=== Section Start ===

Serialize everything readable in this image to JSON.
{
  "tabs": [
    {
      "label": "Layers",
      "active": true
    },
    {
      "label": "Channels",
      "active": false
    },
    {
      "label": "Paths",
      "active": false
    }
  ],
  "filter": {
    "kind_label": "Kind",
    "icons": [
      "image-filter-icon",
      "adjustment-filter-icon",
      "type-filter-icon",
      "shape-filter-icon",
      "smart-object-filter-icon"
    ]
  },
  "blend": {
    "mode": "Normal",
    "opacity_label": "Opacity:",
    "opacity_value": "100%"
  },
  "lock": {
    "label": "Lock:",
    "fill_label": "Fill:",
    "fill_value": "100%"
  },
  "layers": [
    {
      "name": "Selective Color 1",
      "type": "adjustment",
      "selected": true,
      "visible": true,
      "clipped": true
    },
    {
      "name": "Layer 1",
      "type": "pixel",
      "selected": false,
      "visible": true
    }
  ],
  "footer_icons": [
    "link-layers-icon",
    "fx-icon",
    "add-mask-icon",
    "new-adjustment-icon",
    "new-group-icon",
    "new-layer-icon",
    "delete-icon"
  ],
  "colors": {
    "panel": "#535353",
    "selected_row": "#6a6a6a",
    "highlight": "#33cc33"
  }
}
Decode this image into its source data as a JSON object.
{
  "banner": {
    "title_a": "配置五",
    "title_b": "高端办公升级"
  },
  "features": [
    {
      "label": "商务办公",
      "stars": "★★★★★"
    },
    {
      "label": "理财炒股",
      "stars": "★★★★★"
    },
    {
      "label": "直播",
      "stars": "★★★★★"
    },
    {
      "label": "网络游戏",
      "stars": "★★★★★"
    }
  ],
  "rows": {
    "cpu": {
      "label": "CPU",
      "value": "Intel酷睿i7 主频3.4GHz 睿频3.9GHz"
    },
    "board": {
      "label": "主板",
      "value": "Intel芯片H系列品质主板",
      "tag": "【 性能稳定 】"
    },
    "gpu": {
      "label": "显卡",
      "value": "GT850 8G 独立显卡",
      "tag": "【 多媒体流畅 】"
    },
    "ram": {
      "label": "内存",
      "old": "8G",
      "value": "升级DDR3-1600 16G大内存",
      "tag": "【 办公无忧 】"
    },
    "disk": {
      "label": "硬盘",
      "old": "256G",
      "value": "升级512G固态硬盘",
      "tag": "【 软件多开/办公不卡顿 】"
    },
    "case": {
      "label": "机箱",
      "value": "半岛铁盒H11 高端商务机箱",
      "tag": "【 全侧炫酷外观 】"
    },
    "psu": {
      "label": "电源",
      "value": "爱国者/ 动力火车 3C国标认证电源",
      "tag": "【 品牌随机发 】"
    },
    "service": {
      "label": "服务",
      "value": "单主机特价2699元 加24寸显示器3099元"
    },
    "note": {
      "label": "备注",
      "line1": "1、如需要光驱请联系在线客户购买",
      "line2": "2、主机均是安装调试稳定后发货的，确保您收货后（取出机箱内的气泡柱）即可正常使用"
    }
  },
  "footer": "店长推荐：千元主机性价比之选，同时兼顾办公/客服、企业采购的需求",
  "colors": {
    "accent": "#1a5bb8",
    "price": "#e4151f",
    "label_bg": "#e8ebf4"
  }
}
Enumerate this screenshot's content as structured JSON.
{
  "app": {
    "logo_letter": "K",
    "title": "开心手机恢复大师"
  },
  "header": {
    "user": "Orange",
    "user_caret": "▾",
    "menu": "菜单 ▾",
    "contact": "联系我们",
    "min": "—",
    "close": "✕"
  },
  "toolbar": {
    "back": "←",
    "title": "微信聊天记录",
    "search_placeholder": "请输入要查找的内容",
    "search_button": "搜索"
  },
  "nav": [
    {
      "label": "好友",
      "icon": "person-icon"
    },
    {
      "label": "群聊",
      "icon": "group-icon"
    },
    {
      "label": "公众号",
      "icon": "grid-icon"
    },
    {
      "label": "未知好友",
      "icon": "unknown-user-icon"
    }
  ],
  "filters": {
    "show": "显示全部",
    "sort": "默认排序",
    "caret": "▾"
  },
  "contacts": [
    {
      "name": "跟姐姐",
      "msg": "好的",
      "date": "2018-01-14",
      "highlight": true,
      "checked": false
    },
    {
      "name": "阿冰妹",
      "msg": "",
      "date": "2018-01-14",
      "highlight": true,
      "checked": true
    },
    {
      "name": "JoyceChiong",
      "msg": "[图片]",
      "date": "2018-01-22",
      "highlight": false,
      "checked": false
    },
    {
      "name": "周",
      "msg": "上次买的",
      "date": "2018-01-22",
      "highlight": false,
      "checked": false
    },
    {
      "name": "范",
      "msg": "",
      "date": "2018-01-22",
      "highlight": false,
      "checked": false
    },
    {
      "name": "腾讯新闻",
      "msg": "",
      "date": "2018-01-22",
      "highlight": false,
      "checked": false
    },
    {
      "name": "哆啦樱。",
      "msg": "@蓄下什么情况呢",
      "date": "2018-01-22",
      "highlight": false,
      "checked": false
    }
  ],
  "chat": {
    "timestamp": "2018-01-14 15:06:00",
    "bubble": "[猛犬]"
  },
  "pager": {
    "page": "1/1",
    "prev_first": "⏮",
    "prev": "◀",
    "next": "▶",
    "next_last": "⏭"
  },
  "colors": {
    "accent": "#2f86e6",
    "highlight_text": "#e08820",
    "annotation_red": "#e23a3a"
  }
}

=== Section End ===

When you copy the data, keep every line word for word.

Serialize everything readable in this image to JSON.
{
  "tabs": [
    {
      "label": "Layers",
      "active": true
    },
    {
      "label": "Channels",
      "active": false
    },
    {
      "label": "Paths",
      "active": false
    }
  ],
  "filter": {
    "kind_label": "Kind",
    "icons": [
      "image-filter-icon",
      "adjustment-filter-icon",
      "type-filter-icon",
      "shape-filter-icon",
      "smart-object-filter-icon"
    ]
  },
  "blend": {
    "mode": "Normal",
    "opacity_label": "Opacity:",
    "opacity_value": "100%"
  },
  "lock": {
    "label": "Lock:",
    "fill_label": "Fill:",
    "fill_value": "100%"
  },
  "layers": [
    {
      "name": "Selective Color 1",
      "type": "adjustment",
      "selected": true,
      "visible": true,
      "clipped": true
    },
    {
      "name": "Layer 1",
      "type": "pixel",
      "selected": false,
      "visible": true
    }
  ],
  "footer_icons": [
    "link-layers-icon",
    "fx-icon",
    "add-mask-icon",
    "new-adjustment-icon",
    "new-group-icon",
    "new-layer-icon",
    "delete-icon"
  ],
  "colors": {
    "panel": "#535353",
    "selected_row": "#6a6a6a",
    "highlight": "#33cc33"
  }
}
Decode this image into its source data as a JSON object.
{
  "banner": {
    "title_a": "配置五",
    "title_b": "高端办公升级"
  },
  "features": [
    {
      "label": "商务办公",
      "stars": "★★★★★"
    },
    {
      "label": "理财炒股",
      "stars": "★★★★★"
    },
    {
      "label": "直播",
      "stars": "★★★★★"
    },
    {
      "label": "网络游戏",
      "stars": "★★★★★"
    }
  ],
  "rows": {
    "cpu": {
      "label": "CPU",
      "value": "Intel酷睿i7 主频3.4GHz 睿频3.9GHz"
    },
    "board": {
      "label": "主板",
      "value": "Intel芯片H系列品质主板",
      "tag": "【 性能稳定 】"
    },
    "gpu": {
      "label": "显卡",
      "value": "GT850 8G 独立显卡",
      "tag": "【 多媒体流畅 】"
    },
    "ram": {
      "label": "内存",
      "old": "8G",
      "value": "升级DDR3-1600 16G大内存",
      "tag": "【 办公无忧 】"
    },
    "disk": {
      "label": "硬盘",
      "old": "256G",
      "value": "升级512G固态硬盘",
      "tag": "【 软件多开/办公不卡顿 】"
    },
    "case": {
      "label": "机箱",
      "value": "半岛铁盒H11 高端商务机箱",
      "tag": "【 全侧炫酷外观 】"
    },
    "psu": {
      "label": "电源",
      "value": "爱国者/ 动力火车 3C国标认证电源",
      "tag": "【 品牌随机发 】"
    },
    "service": {
      "label": "服务",
      "value": "单主机特价2699元 加24寸显示器3099元"
    },
    "note": {
      "label": "备注",
      "line1": "1、如需要光驱请联系在线客户购买",
      "line2": "2、主机均是安装调试稳定后发货的，确保您收货后（取出机箱内的气泡柱）即可正常使用"
    }
  },
  "footer": "店长推荐：千元主机性价比之选，同时兼顾办公/客服、企业采购的需求",
  "colors": {
    "accent": "#1a5bb8",
    "price": "#e4151f",
    "label_bg": "#e8ebf4"
  }
}
Enumerate this screenshot's content as structured JSON.
{
  "app": {
    "logo_letter": "K",
    "title": "开心手机恢复大师"
  },
  "header": {
    "user": "Orange",
    "user_caret": "▾",
    "menu": "菜单 ▾",
    "contact": "联系我们",
    "min": "—",
    "close": "✕"
  },
  "toolbar": {
    "back": "←",
    "title": "微信聊天记录",
    "search_placeholder": "请输入要查找的内容",
    "search_button": "搜索"
  },
  "nav": [
    {
      "label": "好友",
      "icon": "person-icon"
    },
    {
      "label": "群聊",
      "icon": "group-icon"
    },
    {
      "label": "公众号",
      "icon": "grid-icon"
    },
    {
      "label": "未知好友",
      "icon": "unknown-user-icon"
    }
  ],
  "filters": {
    "show": "显示全部",
    "sort": "默认排序",
    "caret": "▾"
  },
  "contacts": [
    {
      "name": "跟姐姐",
      "msg": "好的",
      "date": "2018-01-14",
      "highlight": true,
      "checked": false
    },
    {
      "name": "阿冰妹",
      "msg": "",
      "date": "2018-01-14",
      "highlight": true,
      "checked": true
    },
    {
      "name": "JoyceChiong",
      "msg": "[图片]",
      "date": "2018-01-22",
      "highlight": false,
      "checked": false
    },
    {
      "name": "周",
      "msg": "上次买的",
      "date": "2018-01-22",
      "highlight": false,
      "checked": false
    },
    {
      "name": "范",
      "msg": "",
      "date": "2018-01-22",
      "highlight": false,
      "checked": false
    },
    {
      "name": "腾讯新闻",
      "msg": "",
      "date": "2018-01-22",
      "highlight": false,
      "checked": false
    },
    {
      "name": "哆啦樱。",
      "msg": "@蓄下什么情况呢",
      "date": "2018-01-22",
      "highlight": false,
      "checked": false
    }
  ],
  "chat": {
    "timestamp": "2018-01-14 15:06:00",
    "bubble": "[猛犬]"
  },
  "pager": {
    "page": "1/1",
    "prev_first": "⏮",
    "prev": "◀",
    "next": "▶",
    "next_last": "⏭"
  },
  "colors": {
    "accent": "#2f86e6",
    "highlight_text": "#e08820",
    "annotation_red": "#e23a3a"
  }
}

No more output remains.